● THE RECORDS:
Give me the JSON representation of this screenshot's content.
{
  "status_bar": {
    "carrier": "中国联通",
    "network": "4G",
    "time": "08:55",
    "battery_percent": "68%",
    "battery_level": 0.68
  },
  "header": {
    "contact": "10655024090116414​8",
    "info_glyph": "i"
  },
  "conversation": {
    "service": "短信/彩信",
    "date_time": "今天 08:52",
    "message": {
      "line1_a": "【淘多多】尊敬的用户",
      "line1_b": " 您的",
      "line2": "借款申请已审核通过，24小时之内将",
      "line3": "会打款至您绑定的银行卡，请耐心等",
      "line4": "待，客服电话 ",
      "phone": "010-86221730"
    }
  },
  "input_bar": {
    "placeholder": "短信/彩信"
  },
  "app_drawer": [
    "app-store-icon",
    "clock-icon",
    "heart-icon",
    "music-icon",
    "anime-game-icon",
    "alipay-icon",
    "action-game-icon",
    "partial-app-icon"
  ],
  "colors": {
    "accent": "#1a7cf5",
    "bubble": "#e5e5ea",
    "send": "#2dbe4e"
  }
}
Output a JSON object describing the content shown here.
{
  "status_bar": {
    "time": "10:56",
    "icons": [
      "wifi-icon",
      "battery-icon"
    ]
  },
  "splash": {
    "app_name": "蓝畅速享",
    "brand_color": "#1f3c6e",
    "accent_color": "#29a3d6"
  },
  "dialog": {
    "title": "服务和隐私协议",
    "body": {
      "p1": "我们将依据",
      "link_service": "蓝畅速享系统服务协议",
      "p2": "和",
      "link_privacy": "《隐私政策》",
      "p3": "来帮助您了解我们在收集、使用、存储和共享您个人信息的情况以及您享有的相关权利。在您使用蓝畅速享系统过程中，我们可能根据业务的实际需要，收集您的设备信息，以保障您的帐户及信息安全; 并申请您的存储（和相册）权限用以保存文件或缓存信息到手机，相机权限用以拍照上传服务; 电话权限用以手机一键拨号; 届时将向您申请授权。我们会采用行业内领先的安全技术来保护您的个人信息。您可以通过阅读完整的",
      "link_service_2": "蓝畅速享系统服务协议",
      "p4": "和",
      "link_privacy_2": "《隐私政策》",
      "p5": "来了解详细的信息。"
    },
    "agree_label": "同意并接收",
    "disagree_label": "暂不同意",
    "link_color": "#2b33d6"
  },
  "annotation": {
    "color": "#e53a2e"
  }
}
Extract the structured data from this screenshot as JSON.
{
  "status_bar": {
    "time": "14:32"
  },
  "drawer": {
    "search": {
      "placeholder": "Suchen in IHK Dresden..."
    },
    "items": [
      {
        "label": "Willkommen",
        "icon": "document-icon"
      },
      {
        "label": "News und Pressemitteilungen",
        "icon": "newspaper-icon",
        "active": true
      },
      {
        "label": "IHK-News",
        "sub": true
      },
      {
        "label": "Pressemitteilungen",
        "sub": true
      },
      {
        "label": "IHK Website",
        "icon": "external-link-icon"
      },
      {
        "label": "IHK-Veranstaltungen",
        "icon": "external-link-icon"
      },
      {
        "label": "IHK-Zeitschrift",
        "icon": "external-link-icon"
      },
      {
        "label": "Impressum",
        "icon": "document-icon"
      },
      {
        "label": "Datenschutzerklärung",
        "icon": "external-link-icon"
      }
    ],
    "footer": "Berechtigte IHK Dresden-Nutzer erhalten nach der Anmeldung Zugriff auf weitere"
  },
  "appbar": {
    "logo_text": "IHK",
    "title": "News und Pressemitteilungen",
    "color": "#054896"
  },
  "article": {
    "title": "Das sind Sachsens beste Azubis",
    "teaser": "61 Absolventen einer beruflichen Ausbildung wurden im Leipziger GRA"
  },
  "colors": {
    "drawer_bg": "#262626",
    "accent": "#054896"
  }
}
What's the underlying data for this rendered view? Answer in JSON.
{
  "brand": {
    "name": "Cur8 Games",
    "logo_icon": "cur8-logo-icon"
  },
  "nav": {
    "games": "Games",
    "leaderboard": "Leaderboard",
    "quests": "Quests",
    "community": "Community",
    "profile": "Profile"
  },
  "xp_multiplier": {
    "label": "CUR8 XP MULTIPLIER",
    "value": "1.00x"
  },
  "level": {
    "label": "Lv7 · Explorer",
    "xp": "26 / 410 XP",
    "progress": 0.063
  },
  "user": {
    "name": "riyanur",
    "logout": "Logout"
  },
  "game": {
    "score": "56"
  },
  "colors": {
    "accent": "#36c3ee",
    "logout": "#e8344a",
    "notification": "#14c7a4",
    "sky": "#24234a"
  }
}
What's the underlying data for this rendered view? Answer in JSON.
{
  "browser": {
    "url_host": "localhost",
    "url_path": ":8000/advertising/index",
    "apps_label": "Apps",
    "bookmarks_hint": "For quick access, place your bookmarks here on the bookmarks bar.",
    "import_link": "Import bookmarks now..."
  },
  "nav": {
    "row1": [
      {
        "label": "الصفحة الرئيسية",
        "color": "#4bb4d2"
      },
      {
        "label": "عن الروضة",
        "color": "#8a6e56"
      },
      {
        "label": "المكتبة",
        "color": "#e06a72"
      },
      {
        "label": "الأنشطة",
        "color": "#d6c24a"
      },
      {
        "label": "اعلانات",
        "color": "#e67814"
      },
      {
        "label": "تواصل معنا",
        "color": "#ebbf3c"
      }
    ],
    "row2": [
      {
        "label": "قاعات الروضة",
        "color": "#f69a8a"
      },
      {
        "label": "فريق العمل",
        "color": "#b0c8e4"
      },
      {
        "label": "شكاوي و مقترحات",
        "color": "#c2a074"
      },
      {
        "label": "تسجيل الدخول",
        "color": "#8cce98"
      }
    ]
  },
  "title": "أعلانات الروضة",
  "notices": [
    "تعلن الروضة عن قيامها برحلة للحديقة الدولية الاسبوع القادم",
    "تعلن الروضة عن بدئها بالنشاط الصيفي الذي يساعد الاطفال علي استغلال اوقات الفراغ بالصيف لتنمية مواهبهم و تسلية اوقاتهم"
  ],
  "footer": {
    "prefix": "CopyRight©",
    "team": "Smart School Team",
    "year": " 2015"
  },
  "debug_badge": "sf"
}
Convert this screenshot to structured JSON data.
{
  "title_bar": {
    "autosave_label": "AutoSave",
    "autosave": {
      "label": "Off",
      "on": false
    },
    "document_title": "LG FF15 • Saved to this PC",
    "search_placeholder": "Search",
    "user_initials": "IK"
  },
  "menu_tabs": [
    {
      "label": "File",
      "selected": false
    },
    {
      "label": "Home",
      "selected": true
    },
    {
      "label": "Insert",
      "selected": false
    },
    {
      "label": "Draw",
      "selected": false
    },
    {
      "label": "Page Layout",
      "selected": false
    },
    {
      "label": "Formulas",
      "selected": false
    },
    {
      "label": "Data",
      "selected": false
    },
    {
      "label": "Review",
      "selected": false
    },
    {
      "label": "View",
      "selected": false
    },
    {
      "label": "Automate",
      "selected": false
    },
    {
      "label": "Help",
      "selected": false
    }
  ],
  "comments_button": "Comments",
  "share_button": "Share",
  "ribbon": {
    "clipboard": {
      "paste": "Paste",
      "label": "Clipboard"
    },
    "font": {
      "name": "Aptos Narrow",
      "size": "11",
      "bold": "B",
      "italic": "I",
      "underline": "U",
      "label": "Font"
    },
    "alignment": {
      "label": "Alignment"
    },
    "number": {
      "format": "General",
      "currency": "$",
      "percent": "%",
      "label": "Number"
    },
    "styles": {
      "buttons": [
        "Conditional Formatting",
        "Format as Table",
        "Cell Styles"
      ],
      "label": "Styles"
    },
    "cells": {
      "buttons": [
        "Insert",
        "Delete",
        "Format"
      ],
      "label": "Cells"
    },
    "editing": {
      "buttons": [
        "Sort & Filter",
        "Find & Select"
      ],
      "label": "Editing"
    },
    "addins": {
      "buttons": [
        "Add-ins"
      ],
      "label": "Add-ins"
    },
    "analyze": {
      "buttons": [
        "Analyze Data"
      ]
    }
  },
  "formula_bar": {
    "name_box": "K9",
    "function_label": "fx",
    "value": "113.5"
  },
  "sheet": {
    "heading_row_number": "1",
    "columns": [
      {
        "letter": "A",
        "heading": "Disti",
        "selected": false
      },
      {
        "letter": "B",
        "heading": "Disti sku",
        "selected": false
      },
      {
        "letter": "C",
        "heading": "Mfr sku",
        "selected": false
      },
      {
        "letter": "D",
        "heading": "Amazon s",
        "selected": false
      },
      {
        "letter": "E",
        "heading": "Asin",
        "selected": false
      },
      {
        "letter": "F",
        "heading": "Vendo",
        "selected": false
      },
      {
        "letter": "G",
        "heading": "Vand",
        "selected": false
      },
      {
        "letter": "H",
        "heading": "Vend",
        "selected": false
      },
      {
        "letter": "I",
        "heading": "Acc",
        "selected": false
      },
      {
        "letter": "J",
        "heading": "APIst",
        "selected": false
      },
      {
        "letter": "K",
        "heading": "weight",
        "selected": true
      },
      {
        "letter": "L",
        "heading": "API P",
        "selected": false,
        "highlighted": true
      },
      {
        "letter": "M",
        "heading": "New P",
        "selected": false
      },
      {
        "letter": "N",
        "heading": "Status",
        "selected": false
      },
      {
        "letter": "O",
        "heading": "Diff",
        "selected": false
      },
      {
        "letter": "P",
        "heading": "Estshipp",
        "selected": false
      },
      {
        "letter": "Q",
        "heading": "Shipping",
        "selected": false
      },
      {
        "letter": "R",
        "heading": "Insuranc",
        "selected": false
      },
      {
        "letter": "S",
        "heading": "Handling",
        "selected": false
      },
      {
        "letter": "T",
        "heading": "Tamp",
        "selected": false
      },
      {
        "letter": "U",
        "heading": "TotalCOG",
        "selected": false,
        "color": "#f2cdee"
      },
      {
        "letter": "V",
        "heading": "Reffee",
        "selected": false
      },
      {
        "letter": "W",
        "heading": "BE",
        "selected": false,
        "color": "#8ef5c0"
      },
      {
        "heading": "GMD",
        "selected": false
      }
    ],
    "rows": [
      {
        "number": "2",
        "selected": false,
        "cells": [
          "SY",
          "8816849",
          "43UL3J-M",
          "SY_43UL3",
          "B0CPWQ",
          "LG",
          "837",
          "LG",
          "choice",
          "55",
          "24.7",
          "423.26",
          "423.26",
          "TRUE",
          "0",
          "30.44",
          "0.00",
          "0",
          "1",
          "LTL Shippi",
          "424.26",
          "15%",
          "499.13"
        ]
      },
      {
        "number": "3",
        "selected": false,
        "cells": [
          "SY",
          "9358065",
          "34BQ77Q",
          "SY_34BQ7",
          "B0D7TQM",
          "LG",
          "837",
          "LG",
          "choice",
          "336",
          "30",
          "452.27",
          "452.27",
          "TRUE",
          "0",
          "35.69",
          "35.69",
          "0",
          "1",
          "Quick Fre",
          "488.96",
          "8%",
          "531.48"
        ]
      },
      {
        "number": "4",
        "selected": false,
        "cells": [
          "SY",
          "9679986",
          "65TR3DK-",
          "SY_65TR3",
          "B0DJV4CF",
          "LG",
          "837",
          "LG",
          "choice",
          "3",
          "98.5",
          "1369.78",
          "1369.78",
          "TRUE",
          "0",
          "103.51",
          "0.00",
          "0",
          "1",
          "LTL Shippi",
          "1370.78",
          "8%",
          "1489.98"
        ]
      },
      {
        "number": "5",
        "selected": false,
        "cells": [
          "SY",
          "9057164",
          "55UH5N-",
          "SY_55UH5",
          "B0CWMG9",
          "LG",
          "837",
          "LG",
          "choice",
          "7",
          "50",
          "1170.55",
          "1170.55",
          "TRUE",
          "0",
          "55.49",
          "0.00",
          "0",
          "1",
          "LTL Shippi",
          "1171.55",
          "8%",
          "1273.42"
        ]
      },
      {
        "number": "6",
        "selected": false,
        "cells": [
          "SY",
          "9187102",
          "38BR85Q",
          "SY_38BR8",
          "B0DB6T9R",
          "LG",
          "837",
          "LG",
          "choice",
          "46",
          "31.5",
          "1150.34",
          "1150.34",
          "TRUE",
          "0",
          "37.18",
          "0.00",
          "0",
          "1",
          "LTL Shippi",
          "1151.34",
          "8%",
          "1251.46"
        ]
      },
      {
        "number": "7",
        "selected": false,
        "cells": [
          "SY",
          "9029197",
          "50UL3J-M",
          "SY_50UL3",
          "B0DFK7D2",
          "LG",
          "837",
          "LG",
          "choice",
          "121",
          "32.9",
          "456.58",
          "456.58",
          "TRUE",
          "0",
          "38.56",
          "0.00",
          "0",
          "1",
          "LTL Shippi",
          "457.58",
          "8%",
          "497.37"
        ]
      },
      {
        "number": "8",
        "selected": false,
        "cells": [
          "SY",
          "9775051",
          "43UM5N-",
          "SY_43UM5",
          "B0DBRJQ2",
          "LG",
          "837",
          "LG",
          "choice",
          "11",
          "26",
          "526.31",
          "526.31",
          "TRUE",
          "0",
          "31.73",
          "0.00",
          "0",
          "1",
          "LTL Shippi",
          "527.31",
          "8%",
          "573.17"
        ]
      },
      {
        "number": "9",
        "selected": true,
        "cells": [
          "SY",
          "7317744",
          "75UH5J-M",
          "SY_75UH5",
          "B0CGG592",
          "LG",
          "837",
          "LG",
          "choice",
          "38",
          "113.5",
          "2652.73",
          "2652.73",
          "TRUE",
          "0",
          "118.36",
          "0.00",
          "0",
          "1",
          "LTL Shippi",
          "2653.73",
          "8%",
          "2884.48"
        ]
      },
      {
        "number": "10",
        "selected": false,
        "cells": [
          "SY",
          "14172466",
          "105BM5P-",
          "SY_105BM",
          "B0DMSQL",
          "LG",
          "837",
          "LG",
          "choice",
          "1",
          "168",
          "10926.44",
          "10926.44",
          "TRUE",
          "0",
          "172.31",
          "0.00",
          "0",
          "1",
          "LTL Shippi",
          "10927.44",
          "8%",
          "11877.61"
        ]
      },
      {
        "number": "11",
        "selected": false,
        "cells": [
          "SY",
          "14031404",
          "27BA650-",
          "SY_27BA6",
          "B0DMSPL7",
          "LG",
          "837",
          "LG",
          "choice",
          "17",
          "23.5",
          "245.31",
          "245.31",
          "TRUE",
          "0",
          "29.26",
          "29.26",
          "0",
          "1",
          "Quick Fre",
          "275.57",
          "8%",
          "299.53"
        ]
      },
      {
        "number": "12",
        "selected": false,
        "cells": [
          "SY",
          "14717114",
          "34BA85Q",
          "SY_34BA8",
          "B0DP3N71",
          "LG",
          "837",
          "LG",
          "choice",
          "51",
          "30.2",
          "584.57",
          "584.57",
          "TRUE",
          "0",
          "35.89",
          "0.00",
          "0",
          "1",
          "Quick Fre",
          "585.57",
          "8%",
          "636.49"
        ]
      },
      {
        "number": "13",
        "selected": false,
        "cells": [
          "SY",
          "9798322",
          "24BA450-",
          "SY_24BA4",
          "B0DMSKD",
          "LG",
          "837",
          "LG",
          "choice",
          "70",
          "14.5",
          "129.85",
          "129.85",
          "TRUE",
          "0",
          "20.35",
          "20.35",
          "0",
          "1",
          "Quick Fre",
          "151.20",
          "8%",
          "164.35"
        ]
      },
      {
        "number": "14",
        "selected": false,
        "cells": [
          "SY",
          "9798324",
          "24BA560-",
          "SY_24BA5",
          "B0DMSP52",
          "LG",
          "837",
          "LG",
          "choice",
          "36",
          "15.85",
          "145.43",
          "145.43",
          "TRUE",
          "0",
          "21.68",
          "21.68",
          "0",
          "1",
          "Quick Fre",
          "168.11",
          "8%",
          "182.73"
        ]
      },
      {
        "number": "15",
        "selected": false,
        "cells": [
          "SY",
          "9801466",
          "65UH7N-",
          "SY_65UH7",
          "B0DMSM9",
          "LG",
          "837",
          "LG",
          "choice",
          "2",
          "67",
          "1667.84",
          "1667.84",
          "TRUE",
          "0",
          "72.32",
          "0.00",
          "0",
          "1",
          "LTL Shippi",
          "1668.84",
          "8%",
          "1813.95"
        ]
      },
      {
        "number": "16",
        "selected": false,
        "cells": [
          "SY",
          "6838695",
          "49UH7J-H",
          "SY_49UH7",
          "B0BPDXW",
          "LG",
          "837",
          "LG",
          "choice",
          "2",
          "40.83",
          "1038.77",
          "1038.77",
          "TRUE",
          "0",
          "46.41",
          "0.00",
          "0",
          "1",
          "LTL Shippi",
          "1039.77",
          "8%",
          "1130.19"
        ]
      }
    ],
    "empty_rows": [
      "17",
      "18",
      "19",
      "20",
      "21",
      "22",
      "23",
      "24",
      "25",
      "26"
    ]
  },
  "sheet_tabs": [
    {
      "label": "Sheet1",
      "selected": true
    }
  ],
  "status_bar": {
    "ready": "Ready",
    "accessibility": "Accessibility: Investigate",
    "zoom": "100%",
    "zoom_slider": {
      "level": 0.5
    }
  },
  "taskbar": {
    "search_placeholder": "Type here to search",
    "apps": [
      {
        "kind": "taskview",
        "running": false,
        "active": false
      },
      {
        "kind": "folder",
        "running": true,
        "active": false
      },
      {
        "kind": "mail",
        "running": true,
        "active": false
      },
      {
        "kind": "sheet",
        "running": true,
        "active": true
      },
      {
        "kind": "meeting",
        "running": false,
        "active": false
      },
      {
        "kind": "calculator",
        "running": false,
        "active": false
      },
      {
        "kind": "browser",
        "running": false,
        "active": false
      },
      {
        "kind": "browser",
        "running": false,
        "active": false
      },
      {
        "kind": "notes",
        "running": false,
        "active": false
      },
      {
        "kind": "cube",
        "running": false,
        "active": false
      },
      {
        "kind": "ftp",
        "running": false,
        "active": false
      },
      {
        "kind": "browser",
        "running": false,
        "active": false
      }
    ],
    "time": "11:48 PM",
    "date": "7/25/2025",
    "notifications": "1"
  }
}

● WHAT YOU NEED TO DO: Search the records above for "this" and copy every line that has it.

● WORKED SOLUTION:
Give me the JSON representation of this screenshot's content.
Extract the structured data from this screenshot as JSON.
What's the underlying data for this rendered view? Answer in JSON.
What's the underlying data for this rendered view? Answer in JSON.
Convert this screenshot to structured JSON data.
    "document_title": "LG FF15 • Saved to this PC",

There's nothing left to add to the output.